# [What the task requires]
Of the lines below, copy those that hold the word "Accept".

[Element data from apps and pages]

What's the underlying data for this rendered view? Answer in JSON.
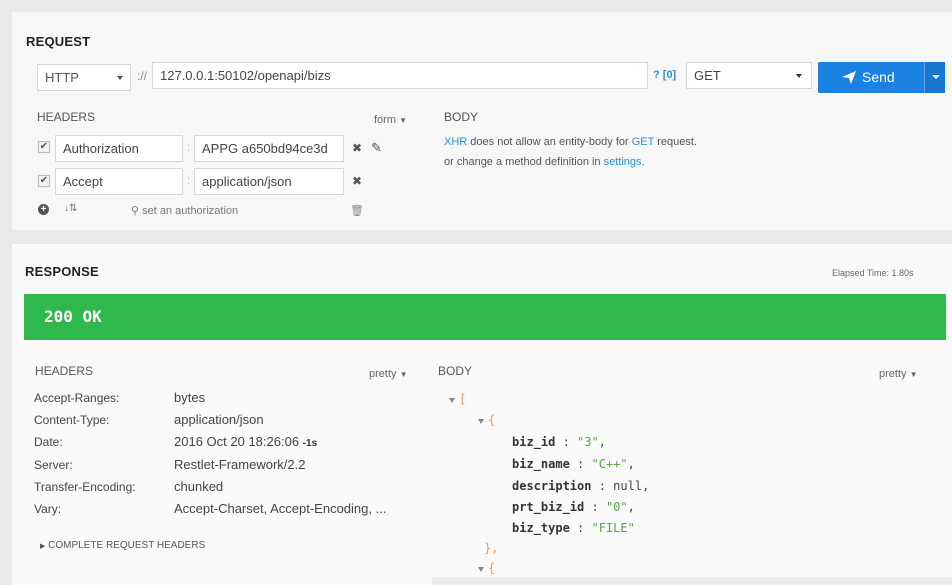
{
  "request": {
    "title": "REQUEST",
    "protocol": "HTTP",
    "scheme_sep": "://",
    "url": "127.0.0.1:50102/openapi/bizs",
    "query_hint": "? [0]",
    "method": "GET",
    "send_label": "Send",
    "headers": {
      "title": "HEADERS",
      "format": "form",
      "rows": [
        {
          "enabled": true,
          "name": "Authorization",
          "value": "APPG a650bd94ce3d"
        },
        {
          "enabled": true,
          "name": "Accept",
          "value": "application/json"
        }
      ],
      "set_auth": "set an authorization"
    },
    "body": {
      "title": "BODY",
      "msg_xhr": "XHR",
      "msg_mid": " does not allow an entity-body for ",
      "msg_get": "GET",
      "msg_end": " request.",
      "msg2_start": "or change a method definition in ",
      "msg2_link": "settings",
      "msg2_end": "."
    }
  },
  "response": {
    "title": "RESPONSE",
    "elapsed": "Elapsed Time: 1.80s",
    "status": "200 OK",
    "status_color": "#2fb84b",
    "headers": {
      "title": "HEADERS",
      "format": "pretty",
      "rows": [
        {
          "name": "Accept-Ranges:",
          "value": "bytes"
        },
        {
          "name": "Content-Type:",
          "value": "application/json"
        },
        {
          "name": "Date:",
          "value": "2016 Oct 20 18:26:06",
          "suffix": "-1s"
        },
        {
          "name": "Server:",
          "value": "Restlet-Framework/2.2"
        },
        {
          "name": "Transfer-Encoding:",
          "value": "chunked"
        },
        {
          "name": "Vary:",
          "value": "Accept-Charset, Accept-Encoding, ..."
        }
      ],
      "complete_link": "COMPLETE REQUEST HEADERS"
    },
    "body": {
      "title": "BODY",
      "format": "pretty",
      "open_array": "[",
      "open_obj": "{",
      "fields": [
        {
          "key": "biz_id",
          "value": "\"3\"",
          "kind": "str",
          "comma": ","
        },
        {
          "key": "biz_name",
          "value": "\"C++\"",
          "kind": "str",
          "comma": ","
        },
        {
          "key": "description",
          "value": "null",
          "kind": "null",
          "comma": ","
        },
        {
          "key": "prt_biz_id",
          "value": "\"0\"",
          "kind": "str",
          "comma": ","
        },
        {
          "key": "biz_type",
          "value": "\"FILE\"",
          "kind": "str",
          "comma": ""
        }
      ],
      "close_obj": "},",
      "open_obj2": "{"
    }
  }
}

# [Completed exercise]
          "name": "Accept",
          "name": "Accept-Ranges:",
          "value": "Accept-Charset, Accept-Encoding, ..."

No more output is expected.